*DATA TO EXAMINE*:
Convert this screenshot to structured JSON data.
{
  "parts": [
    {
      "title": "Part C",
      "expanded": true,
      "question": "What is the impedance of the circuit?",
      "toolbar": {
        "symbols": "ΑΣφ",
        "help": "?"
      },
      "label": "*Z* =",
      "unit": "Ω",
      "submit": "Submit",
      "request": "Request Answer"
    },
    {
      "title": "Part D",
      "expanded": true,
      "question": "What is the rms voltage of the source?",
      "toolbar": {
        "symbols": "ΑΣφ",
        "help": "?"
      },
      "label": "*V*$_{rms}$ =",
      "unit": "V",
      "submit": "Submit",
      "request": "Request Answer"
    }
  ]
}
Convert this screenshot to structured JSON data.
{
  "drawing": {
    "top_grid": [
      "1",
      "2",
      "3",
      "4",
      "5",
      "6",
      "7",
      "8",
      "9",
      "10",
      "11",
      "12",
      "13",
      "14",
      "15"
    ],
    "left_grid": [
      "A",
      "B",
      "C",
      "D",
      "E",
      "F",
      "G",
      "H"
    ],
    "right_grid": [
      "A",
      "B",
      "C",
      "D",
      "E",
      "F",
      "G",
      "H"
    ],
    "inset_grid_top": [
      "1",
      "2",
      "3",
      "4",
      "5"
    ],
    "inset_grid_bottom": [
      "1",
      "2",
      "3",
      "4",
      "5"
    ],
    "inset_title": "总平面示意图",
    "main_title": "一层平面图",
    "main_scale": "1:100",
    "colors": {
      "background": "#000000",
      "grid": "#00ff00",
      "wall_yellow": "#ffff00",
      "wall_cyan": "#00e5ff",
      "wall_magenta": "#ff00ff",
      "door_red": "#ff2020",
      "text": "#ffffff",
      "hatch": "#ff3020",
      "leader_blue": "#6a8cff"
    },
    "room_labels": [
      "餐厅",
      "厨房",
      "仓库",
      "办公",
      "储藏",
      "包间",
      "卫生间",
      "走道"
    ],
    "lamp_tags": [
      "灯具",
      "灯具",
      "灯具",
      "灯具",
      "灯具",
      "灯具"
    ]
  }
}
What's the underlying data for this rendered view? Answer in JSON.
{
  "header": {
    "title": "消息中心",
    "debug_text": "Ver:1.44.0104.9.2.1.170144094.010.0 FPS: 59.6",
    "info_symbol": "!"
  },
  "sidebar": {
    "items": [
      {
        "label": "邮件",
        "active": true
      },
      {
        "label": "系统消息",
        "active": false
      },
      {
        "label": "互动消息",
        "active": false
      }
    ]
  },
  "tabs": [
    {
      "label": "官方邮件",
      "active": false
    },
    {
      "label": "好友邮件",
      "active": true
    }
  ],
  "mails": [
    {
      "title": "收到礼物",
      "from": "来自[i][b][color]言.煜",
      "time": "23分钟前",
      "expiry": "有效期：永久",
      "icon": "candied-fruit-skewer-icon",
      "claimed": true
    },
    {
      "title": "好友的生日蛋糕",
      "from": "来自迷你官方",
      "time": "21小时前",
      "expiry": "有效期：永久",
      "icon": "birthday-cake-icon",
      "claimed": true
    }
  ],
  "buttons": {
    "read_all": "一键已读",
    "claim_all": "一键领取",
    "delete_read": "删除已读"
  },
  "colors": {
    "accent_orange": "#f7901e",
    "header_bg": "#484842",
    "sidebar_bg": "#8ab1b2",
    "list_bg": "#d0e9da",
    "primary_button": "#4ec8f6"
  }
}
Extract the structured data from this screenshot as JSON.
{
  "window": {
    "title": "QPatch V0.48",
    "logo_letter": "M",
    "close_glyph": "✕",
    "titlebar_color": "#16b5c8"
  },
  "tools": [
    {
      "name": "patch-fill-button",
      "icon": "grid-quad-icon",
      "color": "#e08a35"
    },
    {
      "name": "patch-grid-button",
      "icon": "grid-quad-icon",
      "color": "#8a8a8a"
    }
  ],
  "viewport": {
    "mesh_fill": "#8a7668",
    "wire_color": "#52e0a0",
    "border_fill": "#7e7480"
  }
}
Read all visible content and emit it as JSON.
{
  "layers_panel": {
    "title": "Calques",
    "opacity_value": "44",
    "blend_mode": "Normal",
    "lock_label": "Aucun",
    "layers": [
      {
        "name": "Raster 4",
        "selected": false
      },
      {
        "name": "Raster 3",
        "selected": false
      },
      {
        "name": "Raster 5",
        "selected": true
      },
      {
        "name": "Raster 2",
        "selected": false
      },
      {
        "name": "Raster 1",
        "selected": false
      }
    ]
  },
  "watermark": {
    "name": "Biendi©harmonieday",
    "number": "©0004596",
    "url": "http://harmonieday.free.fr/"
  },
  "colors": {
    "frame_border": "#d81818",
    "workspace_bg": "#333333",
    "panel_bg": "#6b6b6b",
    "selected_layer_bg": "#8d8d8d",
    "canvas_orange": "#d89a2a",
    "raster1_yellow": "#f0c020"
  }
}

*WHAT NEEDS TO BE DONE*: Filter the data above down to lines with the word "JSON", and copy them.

*RESPONSE TO THE TASK*:
Convert this screenshot to structured JSON data.
Convert this screenshot to structured JSON data.
What's the underlying data for this rendered view? Answer in JSON.
Extract the structured data from this screenshot as JSON.
Read all visible content and emit it as JSON.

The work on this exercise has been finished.